Peaceful protesters marched Wednesday to Penn Station and City Hall for justice and to take the steps needed to help rebuild the community.
People gathered in West Baltimore and Downtown to continue to help clean up the debris that followed the riot that took place on Monday, April 27, between police and teens.
“Today we are taking the next step in the process to rebuild and to help our residents and communities begin the journey towards healing,” said Mayor Stephanie Rawlings-Blake.
When Rawlings-Blake met with the Gray family she gave her deepest sympathy about the death of Freddie Gray. She also said that she was honored and blessed to be able to stand with the family to call for justice and peace within the community.
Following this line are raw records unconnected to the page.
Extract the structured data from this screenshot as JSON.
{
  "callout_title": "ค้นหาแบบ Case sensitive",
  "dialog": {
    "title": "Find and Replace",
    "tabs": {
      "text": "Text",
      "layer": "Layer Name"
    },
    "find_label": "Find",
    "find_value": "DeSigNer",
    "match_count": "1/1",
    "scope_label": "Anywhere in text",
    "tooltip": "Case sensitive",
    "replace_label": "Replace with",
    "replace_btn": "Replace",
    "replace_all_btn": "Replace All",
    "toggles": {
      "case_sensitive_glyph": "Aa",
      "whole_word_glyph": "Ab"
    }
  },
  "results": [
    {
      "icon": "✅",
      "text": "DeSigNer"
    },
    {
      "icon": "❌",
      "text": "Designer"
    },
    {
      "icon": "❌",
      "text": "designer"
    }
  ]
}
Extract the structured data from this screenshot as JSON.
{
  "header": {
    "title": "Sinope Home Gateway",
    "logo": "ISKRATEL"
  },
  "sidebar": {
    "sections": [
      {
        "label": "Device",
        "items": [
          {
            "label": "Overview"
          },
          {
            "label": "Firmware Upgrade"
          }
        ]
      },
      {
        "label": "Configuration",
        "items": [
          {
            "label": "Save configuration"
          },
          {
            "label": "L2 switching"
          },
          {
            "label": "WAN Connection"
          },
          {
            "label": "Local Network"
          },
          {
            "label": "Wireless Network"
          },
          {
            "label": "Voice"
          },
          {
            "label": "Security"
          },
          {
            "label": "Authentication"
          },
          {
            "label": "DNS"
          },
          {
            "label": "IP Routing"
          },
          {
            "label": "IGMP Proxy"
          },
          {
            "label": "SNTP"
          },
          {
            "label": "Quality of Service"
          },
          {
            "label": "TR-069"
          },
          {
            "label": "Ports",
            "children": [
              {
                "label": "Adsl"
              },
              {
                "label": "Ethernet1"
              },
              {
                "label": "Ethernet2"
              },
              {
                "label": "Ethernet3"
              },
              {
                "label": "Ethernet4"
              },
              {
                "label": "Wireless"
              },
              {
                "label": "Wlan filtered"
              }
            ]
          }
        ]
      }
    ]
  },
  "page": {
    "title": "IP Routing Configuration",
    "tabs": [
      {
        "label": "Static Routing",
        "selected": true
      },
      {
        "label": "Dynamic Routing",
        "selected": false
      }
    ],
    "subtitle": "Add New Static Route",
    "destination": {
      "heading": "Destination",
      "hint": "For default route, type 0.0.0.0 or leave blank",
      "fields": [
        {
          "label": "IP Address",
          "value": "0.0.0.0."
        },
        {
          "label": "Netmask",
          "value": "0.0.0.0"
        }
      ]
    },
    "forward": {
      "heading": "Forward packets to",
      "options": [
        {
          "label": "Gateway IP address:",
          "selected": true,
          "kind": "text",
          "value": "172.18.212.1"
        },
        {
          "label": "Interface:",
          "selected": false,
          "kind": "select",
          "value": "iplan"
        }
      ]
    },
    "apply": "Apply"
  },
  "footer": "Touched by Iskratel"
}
Rev. Delman Coates of Mt. Ennon Baptist Church and Rev. Donte Hicks organized a prayer vigil and rally today at noon for the city of Baltimore, the state of Maryland and for the family of Freddie Gray.
Thousands of people marched to the State’s Attorney’s Office encouraging State’s Attorney Marilyn J. Mosby and local authorities to continue investigating the death of Freddie Gray and to draw the public attention to the 17 police accountability bills that the state legislature failed to pass during the recent legislative session.
“We must refocus on Freddie,” said Coates.
“All findings and information will be turned over to the State’s Attorney Office,” said Capt. Eric Kolwalczyk.
Baltimore plans to make a re-approach to how officials are being trained to bring peace to the residents of the community, the state and also to maintain the protection and security of the citizens in America.
“It’s time to change our approach…this is a common sense step we should take,” Hillary Clinton said after her speech today on race and justice in America. “We have allowed our criminal justice system to get out of balance.”